Your task —
Copy out the listing below, keeping every character as is.

Listed records —
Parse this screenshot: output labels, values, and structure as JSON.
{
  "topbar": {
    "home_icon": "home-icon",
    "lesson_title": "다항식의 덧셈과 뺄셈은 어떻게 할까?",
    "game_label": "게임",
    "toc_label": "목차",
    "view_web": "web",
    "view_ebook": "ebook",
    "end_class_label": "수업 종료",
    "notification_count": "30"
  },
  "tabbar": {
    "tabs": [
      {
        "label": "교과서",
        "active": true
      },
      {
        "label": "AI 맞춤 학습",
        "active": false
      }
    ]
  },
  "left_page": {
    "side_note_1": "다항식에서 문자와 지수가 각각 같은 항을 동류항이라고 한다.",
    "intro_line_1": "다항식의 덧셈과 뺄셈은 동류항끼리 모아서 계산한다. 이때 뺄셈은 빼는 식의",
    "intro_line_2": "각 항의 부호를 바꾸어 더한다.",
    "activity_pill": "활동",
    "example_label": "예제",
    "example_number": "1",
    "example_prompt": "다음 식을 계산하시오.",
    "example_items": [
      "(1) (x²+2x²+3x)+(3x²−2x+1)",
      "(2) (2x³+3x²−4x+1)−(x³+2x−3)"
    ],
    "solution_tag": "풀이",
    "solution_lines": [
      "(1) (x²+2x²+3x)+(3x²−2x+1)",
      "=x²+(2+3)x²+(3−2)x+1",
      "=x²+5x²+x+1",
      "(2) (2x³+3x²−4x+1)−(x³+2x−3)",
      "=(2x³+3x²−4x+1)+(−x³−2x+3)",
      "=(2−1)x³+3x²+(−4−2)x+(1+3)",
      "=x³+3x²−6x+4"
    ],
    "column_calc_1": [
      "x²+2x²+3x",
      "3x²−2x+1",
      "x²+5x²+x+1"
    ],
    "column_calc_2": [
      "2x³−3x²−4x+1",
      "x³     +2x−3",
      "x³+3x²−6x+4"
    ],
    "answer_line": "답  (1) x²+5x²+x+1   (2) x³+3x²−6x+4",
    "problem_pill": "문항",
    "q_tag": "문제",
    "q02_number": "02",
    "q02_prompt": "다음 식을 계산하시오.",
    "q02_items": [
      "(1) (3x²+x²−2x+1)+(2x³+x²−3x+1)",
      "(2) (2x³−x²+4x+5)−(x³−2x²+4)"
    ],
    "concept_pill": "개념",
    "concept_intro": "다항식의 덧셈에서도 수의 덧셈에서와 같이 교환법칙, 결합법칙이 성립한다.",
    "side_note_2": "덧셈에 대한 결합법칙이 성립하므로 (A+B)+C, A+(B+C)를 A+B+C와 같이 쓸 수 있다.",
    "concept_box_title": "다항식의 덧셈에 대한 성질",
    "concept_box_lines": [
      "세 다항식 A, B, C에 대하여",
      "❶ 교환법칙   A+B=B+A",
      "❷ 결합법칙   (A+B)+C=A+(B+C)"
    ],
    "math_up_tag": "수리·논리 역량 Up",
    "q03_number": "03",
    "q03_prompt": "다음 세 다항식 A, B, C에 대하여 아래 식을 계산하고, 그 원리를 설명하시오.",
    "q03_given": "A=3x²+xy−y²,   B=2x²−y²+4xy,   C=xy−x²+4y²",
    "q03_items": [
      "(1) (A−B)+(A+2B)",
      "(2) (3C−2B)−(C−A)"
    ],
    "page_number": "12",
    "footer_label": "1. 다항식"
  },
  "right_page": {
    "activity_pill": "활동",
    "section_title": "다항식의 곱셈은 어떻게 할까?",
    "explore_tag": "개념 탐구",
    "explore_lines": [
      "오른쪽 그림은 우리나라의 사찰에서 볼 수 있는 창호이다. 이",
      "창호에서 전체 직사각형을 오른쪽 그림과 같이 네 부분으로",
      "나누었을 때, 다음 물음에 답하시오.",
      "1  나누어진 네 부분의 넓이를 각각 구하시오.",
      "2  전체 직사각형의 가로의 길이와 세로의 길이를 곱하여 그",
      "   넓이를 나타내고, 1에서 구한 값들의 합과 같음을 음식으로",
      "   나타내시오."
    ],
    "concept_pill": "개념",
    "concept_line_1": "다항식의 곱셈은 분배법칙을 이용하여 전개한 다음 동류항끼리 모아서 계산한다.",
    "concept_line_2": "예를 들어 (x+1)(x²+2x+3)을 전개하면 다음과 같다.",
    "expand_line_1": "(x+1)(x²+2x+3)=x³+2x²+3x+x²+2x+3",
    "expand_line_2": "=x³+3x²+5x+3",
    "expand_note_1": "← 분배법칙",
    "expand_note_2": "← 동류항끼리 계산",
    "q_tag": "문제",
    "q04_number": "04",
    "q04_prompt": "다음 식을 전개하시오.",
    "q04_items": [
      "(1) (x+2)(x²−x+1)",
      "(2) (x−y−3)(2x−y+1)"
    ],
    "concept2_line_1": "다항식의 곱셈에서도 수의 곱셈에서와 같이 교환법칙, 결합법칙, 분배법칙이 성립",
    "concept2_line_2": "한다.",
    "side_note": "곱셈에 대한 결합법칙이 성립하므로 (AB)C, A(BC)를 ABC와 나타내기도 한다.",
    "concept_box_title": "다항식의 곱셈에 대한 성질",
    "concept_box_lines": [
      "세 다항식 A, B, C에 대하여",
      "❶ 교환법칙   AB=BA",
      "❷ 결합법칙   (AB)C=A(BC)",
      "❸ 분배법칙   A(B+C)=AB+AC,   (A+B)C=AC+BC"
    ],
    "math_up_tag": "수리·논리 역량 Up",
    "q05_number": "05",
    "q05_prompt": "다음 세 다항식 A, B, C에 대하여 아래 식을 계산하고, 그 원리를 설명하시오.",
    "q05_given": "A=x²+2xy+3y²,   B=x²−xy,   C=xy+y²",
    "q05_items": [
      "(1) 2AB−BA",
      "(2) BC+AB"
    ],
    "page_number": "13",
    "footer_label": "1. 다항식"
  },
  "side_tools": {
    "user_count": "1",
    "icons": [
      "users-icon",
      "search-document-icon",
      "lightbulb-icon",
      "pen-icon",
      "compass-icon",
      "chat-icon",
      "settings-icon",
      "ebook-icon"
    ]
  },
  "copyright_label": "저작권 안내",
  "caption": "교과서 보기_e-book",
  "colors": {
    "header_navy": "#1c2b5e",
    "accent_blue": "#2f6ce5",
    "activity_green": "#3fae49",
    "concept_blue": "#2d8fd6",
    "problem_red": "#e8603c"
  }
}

Output of the task —
Parse this screenshot: output labels, values, and structure as JSON.
{
  "topbar": {
    "home_icon": "home-icon",
    "lesson_title": "다항식의 덧셈과 뺄셈은 어떻게 할까?",
    "game_label": "게임",
    "toc_label": "목차",
    "view_web": "web",
    "view_ebook": "ebook",
    "end_class_label": "수업 종료",
    "notification_count": "30"
  },
  "tabbar": {
    "tabs": [
      {
        "label": "교과서",
        "active": true
      },
      {
        "label": "AI 맞춤 학습",
        "active": false
      }
    ]
  },
  "left_page": {
    "side_note_1": "다항식에서 문자와 지수가 각각 같은 항을 동류항이라고 한다.",
    "intro_line_1": "다항식의 덧셈과 뺄셈은 동류항끼리 모아서 계산한다. 이때 뺄셈은 빼는 식의",
    "intro_line_2": "각 항의 부호를 바꾸어 더한다.",
    "activity_pill": "활동",
    "example_label": "예제",
    "example_number": "1",
    "example_prompt": "다음 식을 계산하시오.",
    "example_items": [
      "(1) (x²+2x²+3x)+(3x²−2x+1)",
      "(2) (2x³+3x²−4x+1)−(x³+2x−3)"
    ],
    "solution_tag": "풀이",
    "solution_lines": [
      "(1) (x²+2x²+3x)+(3x²−2x+1)",
      "=x²+(2+3)x²+(3−2)x+1",
      "=x²+5x²+x+1",
      "(2) (2x³+3x²−4x+1)−(x³+2x−3)",
      "=(2x³+3x²−4x+1)+(−x³−2x+3)",
      "=(2−1)x³+3x²+(−4−2)x+(1+3)",
      "=x³+3x²−6x+4"
    ],
    "column_calc_1": [
      "x²+2x²+3x",
      "3x²−2x+1",
      "x²+5x²+x+1"
    ],
    "column_calc_2": [
      "2x³−3x²−4x+1",
      "x³     +2x−3",
      "x³+3x²−6x+4"
    ],
    "answer_line": "답  (1) x²+5x²+x+1   (2) x³+3x²−6x+4",
    "problem_pill": "문항",
    "q_tag": "문제",
    "q02_number": "02",
    "q02_prompt": "다음 식을 계산하시오.",
    "q02_items": [
      "(1) (3x²+x²−2x+1)+(2x³+x²−3x+1)",
      "(2) (2x³−x²+4x+5)−(x³−2x²+4)"
    ],
    "concept_pill": "개념",
    "concept_intro": "다항식의 덧셈에서도 수의 덧셈에서와 같이 교환법칙, 결합법칙이 성립한다.",
    "side_note_2": "덧셈에 대한 결합법칙이 성립하므로 (A+B)+C, A+(B+C)를 A+B+C와 같이 쓸 수 있다.",
    "concept_box_title": "다항식의 덧셈에 대한 성질",
    "concept_box_lines": [
      "세 다항식 A, B, C에 대하여",
      "❶ 교환법칙   A+B=B+A",
      "❷ 결합법칙   (A+B)+C=A+(B+C)"
    ],
    "math_up_tag": "수리·논리 역량 Up",
    "q03_number": "03",
    "q03_prompt": "다음 세 다항식 A, B, C에 대하여 아래 식을 계산하고, 그 원리를 설명하시오.",
    "q03_given": "A=3x²+xy−y²,   B=2x²−y²+4xy,   C=xy−x²+4y²",
    "q03_items": [
      "(1) (A−B)+(A+2B)",
      "(2) (3C−2B)−(C−A)"
    ],
    "page_number": "12",
    "footer_label": "1. 다항식"
  },
  "right_page": {
    "activity_pill": "활동",
    "section_title": "다항식의 곱셈은 어떻게 할까?",
    "explore_tag": "개념 탐구",
    "explore_lines": [
      "오른쪽 그림은 우리나라의 사찰에서 볼 수 있는 창호이다. 이",
      "창호에서 전체 직사각형을 오른쪽 그림과 같이 네 부분으로",
      "나누었을 때, 다음 물음에 답하시오.",
      "1  나누어진 네 부분의 넓이를 각각 구하시오.",
      "2  전체 직사각형의 가로의 길이와 세로의 길이를 곱하여 그",
      "   넓이를 나타내고, 1에서 구한 값들의 합과 같음을 음식으로",
      "   나타내시오."
    ],
    "concept_pill": "개념",
    "concept_line_1": "다항식의 곱셈은 분배법칙을 이용하여 전개한 다음 동류항끼리 모아서 계산한다.",
    "concept_line_2": "예를 들어 (x+1)(x²+2x+3)을 전개하면 다음과 같다.",
    "expand_line_1": "(x+1)(x²+2x+3)=x³+2x²+3x+x²+2x+3",
    "expand_line_2": "=x³+3x²+5x+3",
    "expand_note_1": "← 분배법칙",
    "expand_note_2": "← 동류항끼리 계산",
    "q_tag": "문제",
    "q04_number": "04",
    "q04_prompt": "다음 식을 전개하시오.",
    "q04_items": [
      "(1) (x+2)(x²−x+1)",
      "(2) (x−y−3)(2x−y+1)"
    ],
    "concept2_line_1": "다항식의 곱셈에서도 수의 곱셈에서와 같이 교환법칙, 결합법칙, 분배법칙이 성립",
    "concept2_line_2": "한다.",
    "side_note": "곱셈에 대한 결합법칙이 성립하므로 (AB)C, A(BC)를 ABC와 나타내기도 한다.",
    "concept_box_title": "다항식의 곱셈에 대한 성질",
    "concept_box_lines": [
      "세 다항식 A, B, C에 대하여",
      "❶ 교환법칙   AB=BA",
      "❷ 결합법칙   (AB)C=A(BC)",
      "❸ 분배법칙   A(B+C)=AB+AC,   (A+B)C=AC+BC"
    ],
    "math_up_tag": "수리·논리 역량 Up",
    "q05_number": "05",
    "q05_prompt": "다음 세 다항식 A, B, C에 대하여 아래 식을 계산하고, 그 원리를 설명하시오.",
    "q05_given": "A=x²+2xy+3y²,   B=x²−xy,   C=xy+y²",
    "q05_items": [
      "(1) 2AB−BA",
      "(2) BC+AB"
    ],
    "page_number": "13",
    "footer_label": "1. 다항식"
  },
  "side_tools": {
    "user_count": "1",
    "icons": [
      "users-icon",
      "search-document-icon",
      "lightbulb-icon",
      "pen-icon",
      "compass-icon",
      "chat-icon",
      "settings-icon",
      "ebook-icon"
    ]
  },
  "copyright_label": "저작권 안내",
  "caption": "교과서 보기_e-book",
  "colors": {
    "header_navy": "#1c2b5e",
    "accent_blue": "#2f6ce5",
    "activity_green": "#3fae49",
    "concept_blue": "#2d8fd6",
    "problem_red": "#e8603c"
  }
}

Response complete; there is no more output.